Exercise brief :: Where the word "JSON" appears in a line below, copy the whole line.

Dataset records ::
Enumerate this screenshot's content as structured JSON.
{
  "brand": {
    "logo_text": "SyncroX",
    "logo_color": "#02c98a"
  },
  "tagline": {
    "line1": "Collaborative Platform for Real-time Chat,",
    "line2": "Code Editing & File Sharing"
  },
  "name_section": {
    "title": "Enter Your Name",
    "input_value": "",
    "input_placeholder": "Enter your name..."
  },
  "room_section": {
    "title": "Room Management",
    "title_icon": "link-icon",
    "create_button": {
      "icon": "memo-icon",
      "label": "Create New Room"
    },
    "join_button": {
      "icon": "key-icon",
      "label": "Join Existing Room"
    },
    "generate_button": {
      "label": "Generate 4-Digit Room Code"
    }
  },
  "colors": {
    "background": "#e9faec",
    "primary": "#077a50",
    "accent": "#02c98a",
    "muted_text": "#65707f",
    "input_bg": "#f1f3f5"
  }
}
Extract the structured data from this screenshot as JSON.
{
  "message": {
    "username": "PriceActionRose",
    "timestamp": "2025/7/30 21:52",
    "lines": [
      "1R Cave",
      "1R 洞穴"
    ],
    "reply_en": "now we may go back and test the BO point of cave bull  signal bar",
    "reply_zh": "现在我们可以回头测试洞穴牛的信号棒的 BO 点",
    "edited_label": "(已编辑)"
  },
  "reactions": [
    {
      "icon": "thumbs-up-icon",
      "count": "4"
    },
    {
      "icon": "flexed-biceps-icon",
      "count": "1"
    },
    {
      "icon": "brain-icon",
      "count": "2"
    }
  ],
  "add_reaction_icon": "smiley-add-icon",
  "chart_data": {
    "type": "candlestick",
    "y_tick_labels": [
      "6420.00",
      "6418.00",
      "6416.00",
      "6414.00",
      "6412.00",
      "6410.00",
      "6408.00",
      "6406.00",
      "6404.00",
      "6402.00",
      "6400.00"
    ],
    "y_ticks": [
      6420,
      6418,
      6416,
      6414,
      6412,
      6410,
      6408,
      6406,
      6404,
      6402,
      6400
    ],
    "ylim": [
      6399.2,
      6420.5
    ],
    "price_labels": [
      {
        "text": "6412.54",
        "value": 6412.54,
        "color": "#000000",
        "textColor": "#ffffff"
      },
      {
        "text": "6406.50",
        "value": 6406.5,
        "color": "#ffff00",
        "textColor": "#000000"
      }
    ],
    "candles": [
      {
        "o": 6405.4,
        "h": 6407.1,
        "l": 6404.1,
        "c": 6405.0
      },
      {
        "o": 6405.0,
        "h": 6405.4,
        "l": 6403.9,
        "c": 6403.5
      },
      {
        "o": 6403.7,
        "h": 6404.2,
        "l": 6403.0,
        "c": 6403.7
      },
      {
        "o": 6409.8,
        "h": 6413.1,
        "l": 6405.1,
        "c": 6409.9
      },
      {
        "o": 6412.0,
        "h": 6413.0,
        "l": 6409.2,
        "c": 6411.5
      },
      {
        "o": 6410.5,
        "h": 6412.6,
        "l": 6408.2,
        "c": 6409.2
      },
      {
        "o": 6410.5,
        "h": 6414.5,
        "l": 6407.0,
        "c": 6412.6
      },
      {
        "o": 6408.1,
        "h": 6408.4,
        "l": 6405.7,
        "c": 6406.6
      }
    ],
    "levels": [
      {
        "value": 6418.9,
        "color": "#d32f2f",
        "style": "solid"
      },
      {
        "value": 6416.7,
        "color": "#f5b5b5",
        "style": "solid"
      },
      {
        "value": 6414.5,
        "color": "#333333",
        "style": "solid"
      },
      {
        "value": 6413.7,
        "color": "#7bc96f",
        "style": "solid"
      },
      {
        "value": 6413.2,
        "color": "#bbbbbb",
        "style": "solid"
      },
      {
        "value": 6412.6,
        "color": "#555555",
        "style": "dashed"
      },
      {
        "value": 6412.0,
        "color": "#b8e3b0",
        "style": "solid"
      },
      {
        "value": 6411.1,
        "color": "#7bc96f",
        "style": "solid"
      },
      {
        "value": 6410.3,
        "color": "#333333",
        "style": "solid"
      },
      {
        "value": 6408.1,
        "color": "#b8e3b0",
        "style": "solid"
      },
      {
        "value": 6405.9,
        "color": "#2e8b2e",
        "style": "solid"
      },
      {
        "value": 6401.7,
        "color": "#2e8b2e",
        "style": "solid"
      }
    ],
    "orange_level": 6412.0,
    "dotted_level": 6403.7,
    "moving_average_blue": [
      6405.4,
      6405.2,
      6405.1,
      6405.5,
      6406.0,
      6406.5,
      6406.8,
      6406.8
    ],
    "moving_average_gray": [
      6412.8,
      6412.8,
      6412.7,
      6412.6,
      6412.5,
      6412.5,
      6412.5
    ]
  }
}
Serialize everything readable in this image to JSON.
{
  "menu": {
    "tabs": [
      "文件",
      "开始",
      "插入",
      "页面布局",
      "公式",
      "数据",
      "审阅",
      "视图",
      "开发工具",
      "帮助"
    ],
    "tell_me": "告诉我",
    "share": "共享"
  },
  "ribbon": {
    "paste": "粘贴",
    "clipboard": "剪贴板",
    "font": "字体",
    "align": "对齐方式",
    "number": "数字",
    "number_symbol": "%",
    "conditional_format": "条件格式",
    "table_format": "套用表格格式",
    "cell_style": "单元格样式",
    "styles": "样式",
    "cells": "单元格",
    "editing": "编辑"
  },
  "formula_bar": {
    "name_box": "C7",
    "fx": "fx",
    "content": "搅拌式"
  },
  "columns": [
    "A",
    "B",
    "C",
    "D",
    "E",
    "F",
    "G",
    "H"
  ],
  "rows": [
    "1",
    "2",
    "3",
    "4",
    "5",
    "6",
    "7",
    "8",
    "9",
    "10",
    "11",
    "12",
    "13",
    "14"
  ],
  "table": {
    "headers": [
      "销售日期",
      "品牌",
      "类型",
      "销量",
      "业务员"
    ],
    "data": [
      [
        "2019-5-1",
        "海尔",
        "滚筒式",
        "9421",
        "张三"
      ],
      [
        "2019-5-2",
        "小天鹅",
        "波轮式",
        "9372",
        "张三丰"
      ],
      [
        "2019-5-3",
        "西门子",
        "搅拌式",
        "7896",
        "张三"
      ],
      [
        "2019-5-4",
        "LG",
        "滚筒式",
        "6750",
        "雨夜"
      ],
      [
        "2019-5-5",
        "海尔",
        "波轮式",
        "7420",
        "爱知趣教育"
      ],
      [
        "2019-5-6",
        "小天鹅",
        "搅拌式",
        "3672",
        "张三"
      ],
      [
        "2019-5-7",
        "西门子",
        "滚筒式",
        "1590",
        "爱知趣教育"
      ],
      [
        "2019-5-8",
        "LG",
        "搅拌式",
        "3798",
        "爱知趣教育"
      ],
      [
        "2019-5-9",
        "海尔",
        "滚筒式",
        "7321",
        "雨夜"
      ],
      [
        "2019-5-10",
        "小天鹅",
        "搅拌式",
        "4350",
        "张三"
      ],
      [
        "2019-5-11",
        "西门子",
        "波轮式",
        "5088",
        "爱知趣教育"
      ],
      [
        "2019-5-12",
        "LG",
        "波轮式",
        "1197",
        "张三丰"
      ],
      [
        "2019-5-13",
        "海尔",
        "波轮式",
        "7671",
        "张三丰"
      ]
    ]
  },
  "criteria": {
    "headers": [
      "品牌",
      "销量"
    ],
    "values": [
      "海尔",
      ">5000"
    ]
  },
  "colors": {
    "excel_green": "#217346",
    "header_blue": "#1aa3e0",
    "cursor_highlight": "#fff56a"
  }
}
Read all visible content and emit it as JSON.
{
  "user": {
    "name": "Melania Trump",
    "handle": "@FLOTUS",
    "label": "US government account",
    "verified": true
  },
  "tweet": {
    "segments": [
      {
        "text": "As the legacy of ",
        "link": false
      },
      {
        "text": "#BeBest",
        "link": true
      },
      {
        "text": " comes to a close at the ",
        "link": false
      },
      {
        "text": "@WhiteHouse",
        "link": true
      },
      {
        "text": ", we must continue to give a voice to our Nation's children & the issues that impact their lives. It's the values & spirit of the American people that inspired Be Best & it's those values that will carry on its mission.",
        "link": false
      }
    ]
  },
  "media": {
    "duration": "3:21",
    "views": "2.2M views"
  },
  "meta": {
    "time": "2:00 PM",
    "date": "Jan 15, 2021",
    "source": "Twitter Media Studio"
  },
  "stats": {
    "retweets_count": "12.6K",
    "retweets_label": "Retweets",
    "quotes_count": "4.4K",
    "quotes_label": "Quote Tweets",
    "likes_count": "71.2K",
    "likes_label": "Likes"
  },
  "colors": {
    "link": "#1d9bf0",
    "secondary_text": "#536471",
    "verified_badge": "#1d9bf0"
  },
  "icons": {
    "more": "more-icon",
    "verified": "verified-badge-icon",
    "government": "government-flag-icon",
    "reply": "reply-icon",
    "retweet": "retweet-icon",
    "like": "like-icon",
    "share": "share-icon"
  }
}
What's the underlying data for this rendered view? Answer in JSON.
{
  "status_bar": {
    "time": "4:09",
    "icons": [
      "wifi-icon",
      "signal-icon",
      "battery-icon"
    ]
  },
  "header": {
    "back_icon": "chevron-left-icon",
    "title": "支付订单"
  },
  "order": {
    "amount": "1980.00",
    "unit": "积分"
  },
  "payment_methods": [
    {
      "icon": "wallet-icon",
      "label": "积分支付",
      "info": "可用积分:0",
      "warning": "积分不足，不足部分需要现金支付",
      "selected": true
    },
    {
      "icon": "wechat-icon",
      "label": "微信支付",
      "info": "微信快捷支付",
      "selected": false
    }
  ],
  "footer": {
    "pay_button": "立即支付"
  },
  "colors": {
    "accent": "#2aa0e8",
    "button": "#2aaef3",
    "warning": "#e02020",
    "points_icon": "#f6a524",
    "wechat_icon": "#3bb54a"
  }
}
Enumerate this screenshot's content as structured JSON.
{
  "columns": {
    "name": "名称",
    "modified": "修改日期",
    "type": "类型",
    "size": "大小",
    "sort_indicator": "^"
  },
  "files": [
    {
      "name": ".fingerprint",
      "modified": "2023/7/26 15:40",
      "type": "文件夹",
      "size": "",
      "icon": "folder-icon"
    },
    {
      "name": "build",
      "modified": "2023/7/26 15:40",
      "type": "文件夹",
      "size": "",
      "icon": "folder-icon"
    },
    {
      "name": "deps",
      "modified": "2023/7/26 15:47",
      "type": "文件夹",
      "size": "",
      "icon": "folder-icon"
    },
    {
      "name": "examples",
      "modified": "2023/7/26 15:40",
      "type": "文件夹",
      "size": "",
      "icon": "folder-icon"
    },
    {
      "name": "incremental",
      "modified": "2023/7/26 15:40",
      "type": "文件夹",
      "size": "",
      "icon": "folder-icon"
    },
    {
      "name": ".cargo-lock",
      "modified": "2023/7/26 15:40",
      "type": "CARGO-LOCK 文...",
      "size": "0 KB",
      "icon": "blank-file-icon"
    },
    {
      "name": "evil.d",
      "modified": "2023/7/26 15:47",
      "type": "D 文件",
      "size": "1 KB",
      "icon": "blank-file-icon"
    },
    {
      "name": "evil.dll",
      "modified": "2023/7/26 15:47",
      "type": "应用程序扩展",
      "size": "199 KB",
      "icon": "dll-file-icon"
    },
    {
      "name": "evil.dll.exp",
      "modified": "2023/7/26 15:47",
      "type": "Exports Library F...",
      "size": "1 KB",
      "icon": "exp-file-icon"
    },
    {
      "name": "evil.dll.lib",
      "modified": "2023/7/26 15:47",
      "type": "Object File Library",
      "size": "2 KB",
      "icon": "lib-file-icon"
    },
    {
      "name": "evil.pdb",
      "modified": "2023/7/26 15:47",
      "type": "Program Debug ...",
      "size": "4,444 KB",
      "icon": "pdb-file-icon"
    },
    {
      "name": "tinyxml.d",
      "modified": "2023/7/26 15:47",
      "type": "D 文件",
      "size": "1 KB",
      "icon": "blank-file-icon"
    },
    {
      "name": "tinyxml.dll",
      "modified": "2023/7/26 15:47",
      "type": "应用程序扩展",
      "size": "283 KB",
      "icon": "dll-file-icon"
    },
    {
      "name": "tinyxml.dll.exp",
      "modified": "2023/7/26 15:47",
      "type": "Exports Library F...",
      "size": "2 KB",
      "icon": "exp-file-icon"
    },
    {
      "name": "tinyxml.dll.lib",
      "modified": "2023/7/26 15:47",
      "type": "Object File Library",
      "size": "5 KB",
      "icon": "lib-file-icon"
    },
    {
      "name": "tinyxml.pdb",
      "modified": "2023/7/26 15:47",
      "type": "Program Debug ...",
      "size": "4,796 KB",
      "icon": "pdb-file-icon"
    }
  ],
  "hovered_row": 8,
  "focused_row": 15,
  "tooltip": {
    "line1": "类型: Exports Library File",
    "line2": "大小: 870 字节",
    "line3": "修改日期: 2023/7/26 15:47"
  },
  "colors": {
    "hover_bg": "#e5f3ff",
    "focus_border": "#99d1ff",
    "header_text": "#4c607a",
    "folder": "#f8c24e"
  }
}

Response to this task ::
Enumerate this screenshot's content as structured JSON.
Extract the structured data from this screenshot as JSON.
Serialize everything readable in this image to JSON.
Read all visible content and emit it as JSON.
What's the underlying data for this rendered view? Answer in JSON.
Enumerate this screenshot's content as structured JSON.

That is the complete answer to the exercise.